Murray, John Hammond, Sheepfarmer, Waituna. Mr. Murray's property is situate in the Waituna Valley, and is an extensive and valuable lease and freehold estate, consisting of 1226 freehold and 1100 leasehold of first-class sheep-grazing country. A flock of 6000 Lincoln sheep and 200 head of mixed cattle constitute the stock now running on the estate. The Waituna River runs through the property. At the time of writing (1896) a large woolshed was in course of erection, besides numerous and extensive alterations in the farm buildings. In front of the homestead, which is a nine-roomed house, is nearly an acre of fine orchard in good condition. The property was originally in the possession of Mr. Murray, senior, who has since retired to Marton, and his son carries on the station. The subject of this sketch was born in Wanganui in 1866, and received John Hammond Murray his education at the Wanganui Academy and Wanganui Collegiate School. He assisted his father in the general storekeeping line, and remained with him for some time. He takes a keen and practical interest in his district, and is always willing and anxious to further its interests in every way he possibly can. He has acted as one of the trustees for the cemetery, and has several times been asked to become warden of the Otamakapua Block, on which he has a good farm. He was for many years secretary of the President Garfield Lodge in Wanganui, and was an enthusiastic member of the Rifle Association. He takes delight in hunting, and follows the hounds with the Rangitikei Club, of which he is a member.

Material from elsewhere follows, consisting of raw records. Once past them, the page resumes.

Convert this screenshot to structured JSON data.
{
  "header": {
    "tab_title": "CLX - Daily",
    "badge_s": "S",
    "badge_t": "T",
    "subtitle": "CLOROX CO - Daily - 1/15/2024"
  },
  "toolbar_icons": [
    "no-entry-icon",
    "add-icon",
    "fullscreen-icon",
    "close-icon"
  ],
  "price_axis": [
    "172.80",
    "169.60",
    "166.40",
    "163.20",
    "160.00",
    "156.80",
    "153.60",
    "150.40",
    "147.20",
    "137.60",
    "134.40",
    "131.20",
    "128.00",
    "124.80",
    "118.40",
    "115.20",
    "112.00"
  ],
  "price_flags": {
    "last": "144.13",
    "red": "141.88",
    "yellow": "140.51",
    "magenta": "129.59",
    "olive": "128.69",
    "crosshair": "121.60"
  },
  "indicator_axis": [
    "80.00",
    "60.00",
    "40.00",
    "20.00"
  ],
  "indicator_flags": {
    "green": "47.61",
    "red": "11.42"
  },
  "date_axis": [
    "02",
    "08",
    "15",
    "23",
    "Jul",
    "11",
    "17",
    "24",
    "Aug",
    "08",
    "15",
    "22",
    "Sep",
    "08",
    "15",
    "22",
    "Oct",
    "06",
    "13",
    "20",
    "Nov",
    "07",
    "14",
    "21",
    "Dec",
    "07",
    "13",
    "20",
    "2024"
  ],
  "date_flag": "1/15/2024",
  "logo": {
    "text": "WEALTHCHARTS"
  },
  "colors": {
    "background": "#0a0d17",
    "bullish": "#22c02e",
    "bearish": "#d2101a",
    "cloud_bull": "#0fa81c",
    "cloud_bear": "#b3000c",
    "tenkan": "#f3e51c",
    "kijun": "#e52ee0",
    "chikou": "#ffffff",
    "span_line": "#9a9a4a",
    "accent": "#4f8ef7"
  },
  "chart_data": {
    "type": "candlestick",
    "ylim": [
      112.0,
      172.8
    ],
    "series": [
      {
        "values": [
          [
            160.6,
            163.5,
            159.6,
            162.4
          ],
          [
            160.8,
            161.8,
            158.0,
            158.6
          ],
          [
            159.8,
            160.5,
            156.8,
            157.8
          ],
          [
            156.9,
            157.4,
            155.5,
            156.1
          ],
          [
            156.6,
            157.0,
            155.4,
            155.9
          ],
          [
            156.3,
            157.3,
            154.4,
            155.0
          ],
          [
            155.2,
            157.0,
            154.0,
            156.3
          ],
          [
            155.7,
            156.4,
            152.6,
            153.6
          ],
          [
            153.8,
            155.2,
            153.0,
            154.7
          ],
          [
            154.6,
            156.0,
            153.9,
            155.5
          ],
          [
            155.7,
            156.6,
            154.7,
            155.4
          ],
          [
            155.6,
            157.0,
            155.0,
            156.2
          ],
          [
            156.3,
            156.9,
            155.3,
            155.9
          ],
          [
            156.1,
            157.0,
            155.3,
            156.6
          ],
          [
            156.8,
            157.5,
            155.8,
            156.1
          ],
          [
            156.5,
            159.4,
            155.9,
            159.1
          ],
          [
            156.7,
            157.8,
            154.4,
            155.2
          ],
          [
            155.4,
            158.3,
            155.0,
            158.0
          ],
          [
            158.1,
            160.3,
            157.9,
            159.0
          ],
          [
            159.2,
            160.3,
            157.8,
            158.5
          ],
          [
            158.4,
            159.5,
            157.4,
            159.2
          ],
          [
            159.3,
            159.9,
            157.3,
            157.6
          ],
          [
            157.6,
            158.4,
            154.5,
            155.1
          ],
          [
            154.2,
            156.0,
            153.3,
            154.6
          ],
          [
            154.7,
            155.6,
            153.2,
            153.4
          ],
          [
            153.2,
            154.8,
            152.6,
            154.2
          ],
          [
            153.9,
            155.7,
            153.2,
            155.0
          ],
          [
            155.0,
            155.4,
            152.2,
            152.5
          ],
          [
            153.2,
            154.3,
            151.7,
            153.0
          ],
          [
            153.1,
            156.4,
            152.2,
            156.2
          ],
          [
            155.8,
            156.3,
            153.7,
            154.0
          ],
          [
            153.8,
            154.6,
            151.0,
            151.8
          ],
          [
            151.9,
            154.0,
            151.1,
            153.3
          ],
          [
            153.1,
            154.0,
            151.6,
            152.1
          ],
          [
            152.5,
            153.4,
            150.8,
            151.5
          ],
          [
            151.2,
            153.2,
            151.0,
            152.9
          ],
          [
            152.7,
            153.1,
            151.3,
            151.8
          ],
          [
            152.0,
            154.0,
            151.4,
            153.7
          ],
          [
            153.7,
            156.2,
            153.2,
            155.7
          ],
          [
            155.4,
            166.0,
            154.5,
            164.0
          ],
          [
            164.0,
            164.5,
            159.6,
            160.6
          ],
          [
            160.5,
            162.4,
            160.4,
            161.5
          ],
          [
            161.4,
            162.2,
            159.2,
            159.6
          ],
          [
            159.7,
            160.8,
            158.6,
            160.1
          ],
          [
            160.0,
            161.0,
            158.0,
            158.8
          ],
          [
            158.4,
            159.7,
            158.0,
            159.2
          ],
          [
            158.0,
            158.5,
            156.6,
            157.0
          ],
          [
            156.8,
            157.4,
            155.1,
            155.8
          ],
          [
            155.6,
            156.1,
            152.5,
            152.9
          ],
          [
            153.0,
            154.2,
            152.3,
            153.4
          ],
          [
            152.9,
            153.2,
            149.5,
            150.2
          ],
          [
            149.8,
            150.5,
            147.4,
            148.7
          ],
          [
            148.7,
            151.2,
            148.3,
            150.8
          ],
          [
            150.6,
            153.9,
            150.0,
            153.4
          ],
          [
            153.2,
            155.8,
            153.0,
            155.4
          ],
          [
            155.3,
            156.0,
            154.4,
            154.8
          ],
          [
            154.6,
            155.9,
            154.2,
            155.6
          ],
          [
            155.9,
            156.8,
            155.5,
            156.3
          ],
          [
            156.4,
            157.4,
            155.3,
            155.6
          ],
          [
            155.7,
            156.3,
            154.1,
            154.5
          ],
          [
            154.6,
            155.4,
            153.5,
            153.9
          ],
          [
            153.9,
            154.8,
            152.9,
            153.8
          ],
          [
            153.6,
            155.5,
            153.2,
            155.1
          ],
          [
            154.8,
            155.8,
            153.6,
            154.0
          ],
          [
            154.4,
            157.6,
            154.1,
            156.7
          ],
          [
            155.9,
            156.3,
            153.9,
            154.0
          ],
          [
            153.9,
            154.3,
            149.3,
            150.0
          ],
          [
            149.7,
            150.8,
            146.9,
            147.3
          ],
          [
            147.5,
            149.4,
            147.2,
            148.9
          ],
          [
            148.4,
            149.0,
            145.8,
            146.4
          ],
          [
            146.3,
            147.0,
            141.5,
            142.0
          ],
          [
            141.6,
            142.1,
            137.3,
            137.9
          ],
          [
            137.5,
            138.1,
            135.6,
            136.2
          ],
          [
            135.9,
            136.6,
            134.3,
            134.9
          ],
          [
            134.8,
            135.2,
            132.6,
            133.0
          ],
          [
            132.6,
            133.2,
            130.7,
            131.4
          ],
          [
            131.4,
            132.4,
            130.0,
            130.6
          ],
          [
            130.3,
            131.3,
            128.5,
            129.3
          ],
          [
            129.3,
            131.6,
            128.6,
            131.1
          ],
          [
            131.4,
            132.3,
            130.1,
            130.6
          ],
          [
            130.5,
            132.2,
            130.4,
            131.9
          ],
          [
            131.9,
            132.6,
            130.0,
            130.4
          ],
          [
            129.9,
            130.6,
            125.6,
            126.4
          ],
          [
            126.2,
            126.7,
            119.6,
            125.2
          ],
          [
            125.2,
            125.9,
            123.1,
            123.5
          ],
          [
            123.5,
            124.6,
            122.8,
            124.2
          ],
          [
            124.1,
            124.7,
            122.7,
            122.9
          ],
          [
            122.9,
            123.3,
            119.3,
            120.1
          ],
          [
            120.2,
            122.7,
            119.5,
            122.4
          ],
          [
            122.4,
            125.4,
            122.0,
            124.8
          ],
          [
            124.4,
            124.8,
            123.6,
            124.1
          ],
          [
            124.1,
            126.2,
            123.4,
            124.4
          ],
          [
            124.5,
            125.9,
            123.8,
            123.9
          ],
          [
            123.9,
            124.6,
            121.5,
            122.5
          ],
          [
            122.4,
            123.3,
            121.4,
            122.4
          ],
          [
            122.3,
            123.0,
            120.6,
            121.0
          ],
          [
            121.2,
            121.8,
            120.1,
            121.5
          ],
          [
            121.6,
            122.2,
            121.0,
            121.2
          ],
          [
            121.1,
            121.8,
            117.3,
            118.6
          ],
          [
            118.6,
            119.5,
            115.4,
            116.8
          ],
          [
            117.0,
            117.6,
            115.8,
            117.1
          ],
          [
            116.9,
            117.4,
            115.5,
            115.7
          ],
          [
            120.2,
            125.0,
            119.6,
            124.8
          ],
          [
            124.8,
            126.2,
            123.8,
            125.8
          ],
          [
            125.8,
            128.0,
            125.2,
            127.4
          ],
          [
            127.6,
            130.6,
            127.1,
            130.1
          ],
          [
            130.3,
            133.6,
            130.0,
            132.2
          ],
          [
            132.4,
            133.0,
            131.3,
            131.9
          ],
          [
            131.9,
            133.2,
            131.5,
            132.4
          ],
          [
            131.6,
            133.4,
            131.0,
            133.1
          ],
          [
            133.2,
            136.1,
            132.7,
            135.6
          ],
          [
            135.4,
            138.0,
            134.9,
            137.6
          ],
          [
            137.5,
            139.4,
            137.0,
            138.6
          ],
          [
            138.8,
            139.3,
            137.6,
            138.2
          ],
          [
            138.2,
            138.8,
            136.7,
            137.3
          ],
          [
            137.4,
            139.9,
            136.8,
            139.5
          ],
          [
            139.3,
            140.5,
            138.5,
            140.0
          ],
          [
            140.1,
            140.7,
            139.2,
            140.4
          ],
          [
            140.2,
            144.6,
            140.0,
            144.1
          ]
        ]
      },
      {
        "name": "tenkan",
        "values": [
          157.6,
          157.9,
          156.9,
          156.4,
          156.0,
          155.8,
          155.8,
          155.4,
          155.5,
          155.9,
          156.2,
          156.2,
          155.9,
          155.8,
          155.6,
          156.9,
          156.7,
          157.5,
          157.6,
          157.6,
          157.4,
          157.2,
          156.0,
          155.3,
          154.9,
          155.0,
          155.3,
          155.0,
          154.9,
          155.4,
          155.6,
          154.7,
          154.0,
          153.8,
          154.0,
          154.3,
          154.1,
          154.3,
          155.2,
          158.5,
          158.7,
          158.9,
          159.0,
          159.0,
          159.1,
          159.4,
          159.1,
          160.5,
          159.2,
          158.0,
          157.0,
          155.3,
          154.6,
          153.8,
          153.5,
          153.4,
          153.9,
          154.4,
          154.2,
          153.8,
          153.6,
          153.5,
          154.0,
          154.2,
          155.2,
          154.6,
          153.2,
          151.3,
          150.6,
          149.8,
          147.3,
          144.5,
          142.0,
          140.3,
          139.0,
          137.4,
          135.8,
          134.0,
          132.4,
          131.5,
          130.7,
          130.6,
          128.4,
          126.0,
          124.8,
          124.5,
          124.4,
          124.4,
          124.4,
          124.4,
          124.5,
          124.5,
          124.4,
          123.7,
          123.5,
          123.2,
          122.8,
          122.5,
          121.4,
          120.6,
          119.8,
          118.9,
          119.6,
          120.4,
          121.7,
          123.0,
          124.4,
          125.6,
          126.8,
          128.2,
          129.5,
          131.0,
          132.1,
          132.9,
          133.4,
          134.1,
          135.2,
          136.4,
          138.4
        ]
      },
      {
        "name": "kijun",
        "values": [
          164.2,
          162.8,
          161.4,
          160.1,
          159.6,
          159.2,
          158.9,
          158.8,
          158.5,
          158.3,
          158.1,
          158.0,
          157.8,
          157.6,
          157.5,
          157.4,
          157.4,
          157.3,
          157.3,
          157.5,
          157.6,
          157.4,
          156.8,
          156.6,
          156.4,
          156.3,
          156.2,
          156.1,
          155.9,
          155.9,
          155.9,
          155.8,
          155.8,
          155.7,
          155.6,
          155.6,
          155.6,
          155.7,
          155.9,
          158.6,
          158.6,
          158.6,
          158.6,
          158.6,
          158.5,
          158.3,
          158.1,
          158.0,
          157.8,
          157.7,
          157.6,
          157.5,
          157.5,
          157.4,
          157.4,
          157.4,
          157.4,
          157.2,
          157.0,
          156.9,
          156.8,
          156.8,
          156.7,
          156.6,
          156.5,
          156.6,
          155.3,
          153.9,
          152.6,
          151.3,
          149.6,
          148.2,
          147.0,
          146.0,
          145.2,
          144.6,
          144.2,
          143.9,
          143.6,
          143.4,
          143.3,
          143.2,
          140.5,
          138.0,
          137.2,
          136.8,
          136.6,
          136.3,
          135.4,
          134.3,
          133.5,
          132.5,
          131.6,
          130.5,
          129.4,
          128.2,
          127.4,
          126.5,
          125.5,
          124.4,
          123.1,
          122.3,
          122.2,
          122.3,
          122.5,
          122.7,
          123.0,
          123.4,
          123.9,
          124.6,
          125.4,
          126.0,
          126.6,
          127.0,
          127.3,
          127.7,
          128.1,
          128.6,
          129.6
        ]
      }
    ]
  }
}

Short, Ernest, Sheepfarmer, Waituna. Mr. Short possesses a fine property situated in Waituna, known as “Parorangi.” The estate consists of about 3100 acres, both free and leasehold, and runs 11,000 sheep, chiefly of the Romney breed, and 250 head of Hereford and shorthorn cattle. The homestead of nine rooms faces the main road, and there are good stables and loose box, a large woolshed, and a sheep dip, the last of which is supplied from a tank capable of containing 19,000 gallons. Mr. Short was born in Wellington in 1872. His parents removed to Feilding, where Mr. Short received his education at the public schools, and after completing his course joined his uncle, Mr. W. Baker, of Makino, in agricultural farming. With this gentleman he remained for several years. Some eight years ago he acquired the greater portion of his present property, to which he has gone on adding from time to time till it has reached its present size. Mr. Short is a member of the Manawatu and West Coast Agricultural and Pastoral Association. He is married to a daughter of Mr. J. Ashworth, who was the discoverer and one of the promoters of the well-known antimony mine at Endeavour Inlet. Mr. Short's family consists of two sons.

Mr. E. Short.

Mr. E. Short.